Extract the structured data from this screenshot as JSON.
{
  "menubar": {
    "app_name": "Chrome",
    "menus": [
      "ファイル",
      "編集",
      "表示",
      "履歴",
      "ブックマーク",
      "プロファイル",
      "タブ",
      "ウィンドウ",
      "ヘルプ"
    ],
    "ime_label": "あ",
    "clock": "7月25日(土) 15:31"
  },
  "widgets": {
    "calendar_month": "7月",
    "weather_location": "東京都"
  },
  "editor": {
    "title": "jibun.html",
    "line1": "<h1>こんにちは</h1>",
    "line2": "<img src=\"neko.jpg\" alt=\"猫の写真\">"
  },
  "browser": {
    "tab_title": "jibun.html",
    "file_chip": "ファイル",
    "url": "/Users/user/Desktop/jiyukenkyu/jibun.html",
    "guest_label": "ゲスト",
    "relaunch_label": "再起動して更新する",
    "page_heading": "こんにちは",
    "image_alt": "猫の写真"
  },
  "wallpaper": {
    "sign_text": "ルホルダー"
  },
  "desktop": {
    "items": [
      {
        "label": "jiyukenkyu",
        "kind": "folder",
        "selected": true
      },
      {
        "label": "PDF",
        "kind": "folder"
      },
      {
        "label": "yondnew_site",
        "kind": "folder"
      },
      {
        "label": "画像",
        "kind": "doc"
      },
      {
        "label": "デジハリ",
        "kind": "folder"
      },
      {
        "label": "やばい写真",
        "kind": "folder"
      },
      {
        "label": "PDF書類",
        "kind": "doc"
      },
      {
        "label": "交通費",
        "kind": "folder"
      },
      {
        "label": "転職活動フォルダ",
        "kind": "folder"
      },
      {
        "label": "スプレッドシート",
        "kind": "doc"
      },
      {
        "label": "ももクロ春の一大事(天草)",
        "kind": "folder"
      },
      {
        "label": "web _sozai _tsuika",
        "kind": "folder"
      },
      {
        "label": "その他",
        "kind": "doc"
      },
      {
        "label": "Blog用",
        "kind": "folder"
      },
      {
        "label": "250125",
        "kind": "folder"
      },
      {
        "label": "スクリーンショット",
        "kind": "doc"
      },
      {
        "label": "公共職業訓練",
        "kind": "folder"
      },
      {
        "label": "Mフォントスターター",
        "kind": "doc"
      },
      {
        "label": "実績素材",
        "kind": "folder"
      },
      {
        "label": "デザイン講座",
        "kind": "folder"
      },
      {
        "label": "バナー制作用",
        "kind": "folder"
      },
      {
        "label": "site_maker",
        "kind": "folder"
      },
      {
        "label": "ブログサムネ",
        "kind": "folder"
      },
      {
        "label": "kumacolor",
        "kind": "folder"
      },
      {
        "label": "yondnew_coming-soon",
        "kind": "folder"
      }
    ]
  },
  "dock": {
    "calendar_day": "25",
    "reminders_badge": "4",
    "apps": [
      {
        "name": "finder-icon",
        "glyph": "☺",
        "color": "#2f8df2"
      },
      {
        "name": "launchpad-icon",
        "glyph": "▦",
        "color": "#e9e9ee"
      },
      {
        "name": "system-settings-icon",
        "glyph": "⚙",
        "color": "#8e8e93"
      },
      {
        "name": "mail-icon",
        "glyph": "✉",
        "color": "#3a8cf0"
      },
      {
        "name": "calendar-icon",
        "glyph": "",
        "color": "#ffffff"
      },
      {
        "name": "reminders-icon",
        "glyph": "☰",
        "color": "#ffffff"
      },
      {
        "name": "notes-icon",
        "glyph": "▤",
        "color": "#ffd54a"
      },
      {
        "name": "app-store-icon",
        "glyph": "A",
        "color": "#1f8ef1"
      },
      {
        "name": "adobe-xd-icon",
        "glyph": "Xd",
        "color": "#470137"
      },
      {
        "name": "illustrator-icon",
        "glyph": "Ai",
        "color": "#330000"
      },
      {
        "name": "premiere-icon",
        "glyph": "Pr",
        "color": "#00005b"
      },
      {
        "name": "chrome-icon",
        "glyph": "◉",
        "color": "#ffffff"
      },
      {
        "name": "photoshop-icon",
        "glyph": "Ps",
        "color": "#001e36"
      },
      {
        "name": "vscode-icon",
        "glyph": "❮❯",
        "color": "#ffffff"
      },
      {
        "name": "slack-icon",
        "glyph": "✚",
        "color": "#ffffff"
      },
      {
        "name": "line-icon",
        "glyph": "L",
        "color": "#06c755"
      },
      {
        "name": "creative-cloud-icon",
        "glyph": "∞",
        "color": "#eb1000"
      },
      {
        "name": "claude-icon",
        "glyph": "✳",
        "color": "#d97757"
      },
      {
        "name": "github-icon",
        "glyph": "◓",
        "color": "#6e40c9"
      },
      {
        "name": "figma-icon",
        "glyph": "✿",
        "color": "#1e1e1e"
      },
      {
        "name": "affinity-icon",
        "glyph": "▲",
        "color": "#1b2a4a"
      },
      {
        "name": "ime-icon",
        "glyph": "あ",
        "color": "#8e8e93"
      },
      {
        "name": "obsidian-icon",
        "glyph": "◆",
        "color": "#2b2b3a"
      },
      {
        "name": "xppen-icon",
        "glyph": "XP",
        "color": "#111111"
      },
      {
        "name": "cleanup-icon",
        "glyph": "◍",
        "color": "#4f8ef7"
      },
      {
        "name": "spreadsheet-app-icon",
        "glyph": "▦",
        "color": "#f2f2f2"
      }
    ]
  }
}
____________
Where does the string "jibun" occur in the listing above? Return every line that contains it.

    "title": "jibun.html",
    "tab_title": "jibun.html",
    "url": "/Users/user/Desktop/jiyukenkyu/jibun.html",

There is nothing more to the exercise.